Cormac McCarthy Blood Meridian 1985
Rick Wallach. "Judge Holden, Blood Meridian's Evil Archon." Sacred Violence. first edition. El Paso: Texas Western Press, 1995, 125-136 or second edition 2002, 1-13.
Richard Slotkin. Gunfighter Nation: the myth of the frontier in twentieth-century America. University of Oklahoma Press, 1998, Introduction, Attrition, and Conclusion. (Not enough copies in the library!)
Richard Slotkin. The Fatal Environment. Norman: University of Oklahoma Press, 1998 (first published 1985) Chapter 2.
Points for Discussion
"McCarthy manages to revise Western history, reinserting violence, landscape, and common human experience, and he does this through the subject of the lowly cowboy, challenging the backbone conceptual structure of the demonstrably patriarchal Classic Western. In his concern with sons and fathers, men and nation, and the inherited ways of masculine life, is McCarthy not also calling into question the patriarchal mythology? "(James Bradbury - former BA & MA student)
Consider all or part of this intellectual proposition.
McCarthy is writing a revisionist historical fiction.
MyCarthy reinserts violence into Western history.
McCarthy challenges conceptual structures of the Classic Western, including notions of patriarchy and also its political reactionary conservatism.
Think about the portrayal of "the kid". How does that function in relation to stories/myths about Billy the Kid?
What does the Judge represent?
In what ways might we see this text as critiquing post-Enlightenment modernity?

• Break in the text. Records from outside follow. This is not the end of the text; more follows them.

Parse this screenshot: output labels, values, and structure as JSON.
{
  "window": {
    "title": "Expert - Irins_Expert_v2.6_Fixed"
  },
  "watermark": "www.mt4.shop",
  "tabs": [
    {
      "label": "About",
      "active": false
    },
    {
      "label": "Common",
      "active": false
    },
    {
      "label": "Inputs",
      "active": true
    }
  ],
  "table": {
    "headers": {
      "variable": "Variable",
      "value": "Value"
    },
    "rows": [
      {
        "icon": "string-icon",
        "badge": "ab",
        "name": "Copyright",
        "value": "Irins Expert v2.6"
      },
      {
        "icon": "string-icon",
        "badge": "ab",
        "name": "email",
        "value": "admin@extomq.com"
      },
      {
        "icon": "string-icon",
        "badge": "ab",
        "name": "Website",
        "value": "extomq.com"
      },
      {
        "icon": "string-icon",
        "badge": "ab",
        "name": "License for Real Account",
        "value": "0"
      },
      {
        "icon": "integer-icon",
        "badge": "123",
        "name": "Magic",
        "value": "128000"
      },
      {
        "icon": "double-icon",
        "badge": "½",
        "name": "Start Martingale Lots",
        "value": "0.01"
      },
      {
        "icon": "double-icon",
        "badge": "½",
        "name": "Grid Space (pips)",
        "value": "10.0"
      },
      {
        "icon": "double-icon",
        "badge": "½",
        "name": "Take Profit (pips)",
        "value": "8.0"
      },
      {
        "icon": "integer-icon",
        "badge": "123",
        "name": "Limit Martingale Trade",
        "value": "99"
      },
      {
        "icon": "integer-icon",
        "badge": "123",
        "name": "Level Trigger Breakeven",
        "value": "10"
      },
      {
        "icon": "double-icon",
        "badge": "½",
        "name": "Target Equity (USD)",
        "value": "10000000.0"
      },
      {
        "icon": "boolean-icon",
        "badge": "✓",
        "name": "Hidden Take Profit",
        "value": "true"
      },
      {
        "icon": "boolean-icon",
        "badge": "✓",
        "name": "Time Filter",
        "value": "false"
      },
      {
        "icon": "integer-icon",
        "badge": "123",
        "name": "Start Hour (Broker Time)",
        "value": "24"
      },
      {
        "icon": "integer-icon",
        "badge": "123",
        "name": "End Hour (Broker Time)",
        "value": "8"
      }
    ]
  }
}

"Myths are stories drawn from a society's history that have acquired through persistent usage the power of symbolizing that society's ideology and of dramatizing its moral consciousness – with all the complexities and contradictions that consciousness may contain." (Richard Slotkin. Gunfingter Nation 5). In what ways is Blood Meridian an appropriate retellng of the American national myth?
The Atlantic described Blood Meridian as "the most beautifully written, unrelievedly ghastly chronicle of violence, carnage, torture, rapine, plunder, murder and every other conceivable variety of barbarism to be found anywhere in our literature." What is the significance of violence in Cormac McCarthy's writing?
Analyse the encounters with old men as "prophets." What is the function of these episodes in the text?
How does McCarthy's style contribute to the overall argument of the novel?
Arnold, E.T. & Luce, D.C. eds. Perspectives on Cormac McCarthy. Jackson, Mississippi: University Press of Mississippi, 1993.
Arnold, E.T. & Dianne C. Luce. Eds. A Cormac McCarthy Companion: The Border Trilogy. Jackson: University of Mississippi Press, 2001.
Austin M. & Muir, J. Writing the Western Landscape. Boston: Beacon Press, 1994.
Bell, V.M. The Achievement of Cormac McCarthy. Baton Rouge: Louisiana State University Press, 1988.
Hall, Wade & Wallach eds. Sacred Violence: A Reader’s Companion to Cormac McCarthy. El Paso, Texas: Texas Western Press, 1995.
Hall, Wade and Rick Wallach. Eds. Sacred Violence: Cormac McCarthy's Western Novels. 2nd edition. vol. 2. University of Texas at El Paso: Texas Western Press, 2002.
Holloway, David. The Late Modernism of Cormac McCarthy. Westport: Greenwood Press, 2002.
Wallach, Rick. Ed. Myth, Legend, Dust: Critical Responses to Cormac McCarthy. New York: Manchester University Press, 2000.
Check out the Cormac McCarthy Society website.